Beat the yolks with sugar.
Stir a paste of cornflour with a little orange juice
In a pan, combine cornflour paste with egg yolks and sugar, and add orange and lemon juice while stirring. Add orange peel. Bring to a boil, using a whisk or handmixer. If you are afraid the custard will curdle, use a bain marie (hot-water bath). Remove the custard from the fire and pour it into a bowl when it has thickened enough.
Beat the egg whites into peaks, add the still hot custard and combine. Let cool.
This refreshing custard must be eaten when completely cooled.
A colouring agent, extracted from the seeds of the achiote tree (Bixa orellana) which is indigenous in tropical regions of South America. The seeds were originally used as body paint by certain Indian tribes (the orgin of the term ‘redskins’). The substance is not only insect-repellant, but also protects the skin against the sun, so using annatto this way was a brilliant idea. In Europe, annatto is known as E160b. It is the traditional colouring agent in custard powder, and also used in p.e. Cheddar cheese.
Like agar, this comes from red algae (Chondrus crispus). It is also known as Irish moss. The dried algae have to be washed before use, steeped in cold water for thirty minutes, and then boiled for fifteen minutes. The resulting liquid is strained, and will congeal during cooling.
Custard powder was first ‘invented’ in 1837 by the Brit Alfred Bird (1811-1878) because his wife was allergic to eggs. The original custard powder is made from cornflour with annatto (see above), a little salt and some flavouring. All you have to do is combine custard powder and sugar with boiling milk. There is also instant custard, to which sugar and powdered are added. All you need to add yourself is water. And if even that is too much work, there is a large range of custards in the dairy department of the supermarket.
I have no idea what the situation is outside of my own country (the Netherlands), but here Bird’s Custard is difficult to come by, though it is not impossible. Easily available is Dr.Oetker custard powder. This contains an extra colouring agent (beta-carotene, maybe cheaper than annatto?), and has a rather ovewhelming artificial vanilla flavour. The original Bird’s Custard has a more subtle taste.
Modified (corn)starch or flour

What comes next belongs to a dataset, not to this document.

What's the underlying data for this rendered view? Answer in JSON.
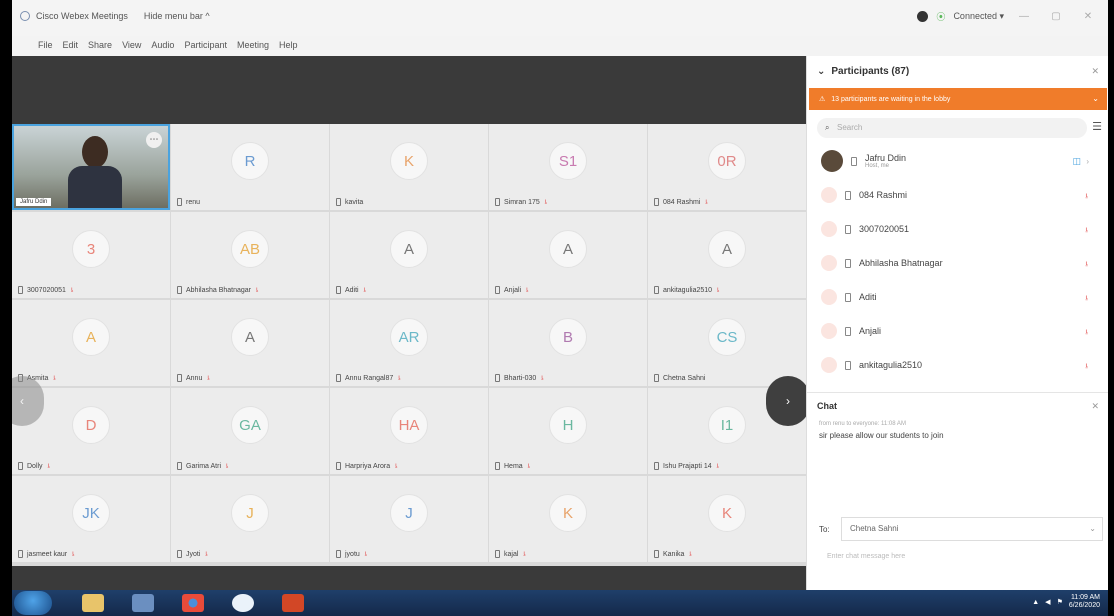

Has been treated with chemicals to make it enhance performance in diverse applications.
A typically Dutch sweet, individually packed in a paper wrapper (see picture). This candy was created at the end of the 18th century by a confectioner in The Hague. In an appartment above his shop lived a former diplomat, Baron Hendrik Hop (1723-1808). The baron loved to drink coffee, which he drank with cream and sugar. One night he left his coffee on the stove, and when he rose in the morning he discovered that the coffee had thickened into lumps, which actually tasted very good. When his physician advised him to abstain from drinking coffee, the ingenious baron asked his neighbour to recreate the coffee chunks. These ‘chunks of Baron Hop’ immediately became very popular, they were even exported to the court of the Russian Czar. Hopjes are made with burnt sugar, coffee, butter and cream (source: the Dutch Wikipedia).
Starch extracted from manioc or cassave, a woody shrub with a bulbous tuber that orginiates from South America. The tuber is rich in starch, but it also contains cyanide, so it is really not advisable to use cassave unprepared. But tapioca is safe to use.
The editions below were used by me. Links refer to available editions.
All books mentioned on Coquinaria
- Mia Snelder, Prisma kookboek. Sleutel tot de kookkunst. (The key to the art of cooking) Prisma boeken, Utrecht/Antwerpen, z.j. (1964)
- C.J. Wannée, Kookboek van de Amsterdamse huishoudschool. (Cookbook of the Amsterdam cooking school)18th edition, revised by R. Lotgering-Hillebrand. Amsterdam, z.j. (1976 or 1977)
Dutch vla and custard – Easy and delicious
This all-time favourite dessert is very easy to make yourself. Children will love it.